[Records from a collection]
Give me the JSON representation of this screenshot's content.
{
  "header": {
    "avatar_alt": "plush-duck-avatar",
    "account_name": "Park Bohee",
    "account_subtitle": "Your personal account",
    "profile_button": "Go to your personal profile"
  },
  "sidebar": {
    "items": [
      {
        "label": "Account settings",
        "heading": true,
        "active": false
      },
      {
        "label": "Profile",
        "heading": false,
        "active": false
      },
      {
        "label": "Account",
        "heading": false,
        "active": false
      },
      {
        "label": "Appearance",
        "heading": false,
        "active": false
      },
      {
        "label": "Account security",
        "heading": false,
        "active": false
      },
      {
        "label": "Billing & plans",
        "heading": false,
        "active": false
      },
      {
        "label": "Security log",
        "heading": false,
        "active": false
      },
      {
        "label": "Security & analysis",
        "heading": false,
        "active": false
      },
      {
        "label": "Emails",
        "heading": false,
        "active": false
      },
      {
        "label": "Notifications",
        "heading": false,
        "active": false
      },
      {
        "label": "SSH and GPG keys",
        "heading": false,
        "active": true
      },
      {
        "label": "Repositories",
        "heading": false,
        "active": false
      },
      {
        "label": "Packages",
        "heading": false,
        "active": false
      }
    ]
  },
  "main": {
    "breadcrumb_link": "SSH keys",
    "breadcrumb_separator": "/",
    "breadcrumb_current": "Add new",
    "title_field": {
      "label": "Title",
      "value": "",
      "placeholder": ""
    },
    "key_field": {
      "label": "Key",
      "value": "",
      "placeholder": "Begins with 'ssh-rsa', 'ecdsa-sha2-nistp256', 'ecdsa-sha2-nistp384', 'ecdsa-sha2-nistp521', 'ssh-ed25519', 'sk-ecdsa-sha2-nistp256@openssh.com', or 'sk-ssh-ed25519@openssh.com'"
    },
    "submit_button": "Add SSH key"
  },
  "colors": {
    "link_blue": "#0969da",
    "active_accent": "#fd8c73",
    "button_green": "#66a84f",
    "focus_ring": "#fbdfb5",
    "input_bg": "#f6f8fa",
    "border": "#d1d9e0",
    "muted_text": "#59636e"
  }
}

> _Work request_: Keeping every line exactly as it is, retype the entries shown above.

> _Response to the exercise_:
Give me the JSON representation of this screenshot's content.
{
  "header": {
    "avatar_alt": "plush-duck-avatar",
    "account_name": "Park Bohee",
    "account_subtitle": "Your personal account",
    "profile_button": "Go to your personal profile"
  },
  "sidebar": {
    "items": [
      {
        "label": "Account settings",
        "heading": true,
        "active": false
      },
      {
        "label": "Profile",
        "heading": false,
        "active": false
      },
      {
        "label": "Account",
        "heading": false,
        "active": false
      },
      {
        "label": "Appearance",
        "heading": false,
        "active": false
      },
      {
        "label": "Account security",
        "heading": false,
        "active": false
      },
      {
        "label": "Billing & plans",
        "heading": false,
        "active": false
      },
      {
        "label": "Security log",
        "heading": false,
        "active": false
      },
      {
        "label": "Security & analysis",
        "heading": false,
        "active": false
      },
      {
        "label": "Emails",
        "heading": false,
        "active": false
      },
      {
        "label": "Notifications",
        "heading": false,
        "active": false
      },
      {
        "label": "SSH and GPG keys",
        "heading": false,
        "active": true
      },
      {
        "label": "Repositories",
        "heading": false,
        "active": false
      },
      {
        "label": "Packages",
        "heading": false,
        "active": false
      }
    ]
  },
  "main": {
    "breadcrumb_link": "SSH keys",
    "breadcrumb_separator": "/",
    "breadcrumb_current": "Add new",
    "title_field": {
      "label": "Title",
      "value": "",
      "placeholder": ""
    },
    "key_field": {
      "label": "Key",
      "value": "",
      "placeholder": "Begins with 'ssh-rsa', 'ecdsa-sha2-nistp256', 'ecdsa-sha2-nistp384', 'ecdsa-sha2-nistp521', 'ssh-ed25519', 'sk-ecdsa-sha2-nistp256@openssh.com', or 'sk-ssh-ed25519@openssh.com'"
    },
    "submit_button": "Add SSH key"
  },
  "colors": {
    "link_blue": "#0969da",
    "active_accent": "#fd8c73",
    "button_green": "#66a84f",
    "focus_ring": "#fbdfb5",
    "input_bg": "#f6f8fa",
    "border": "#d1d9e0",
    "muted_text": "#59636e"
  }
}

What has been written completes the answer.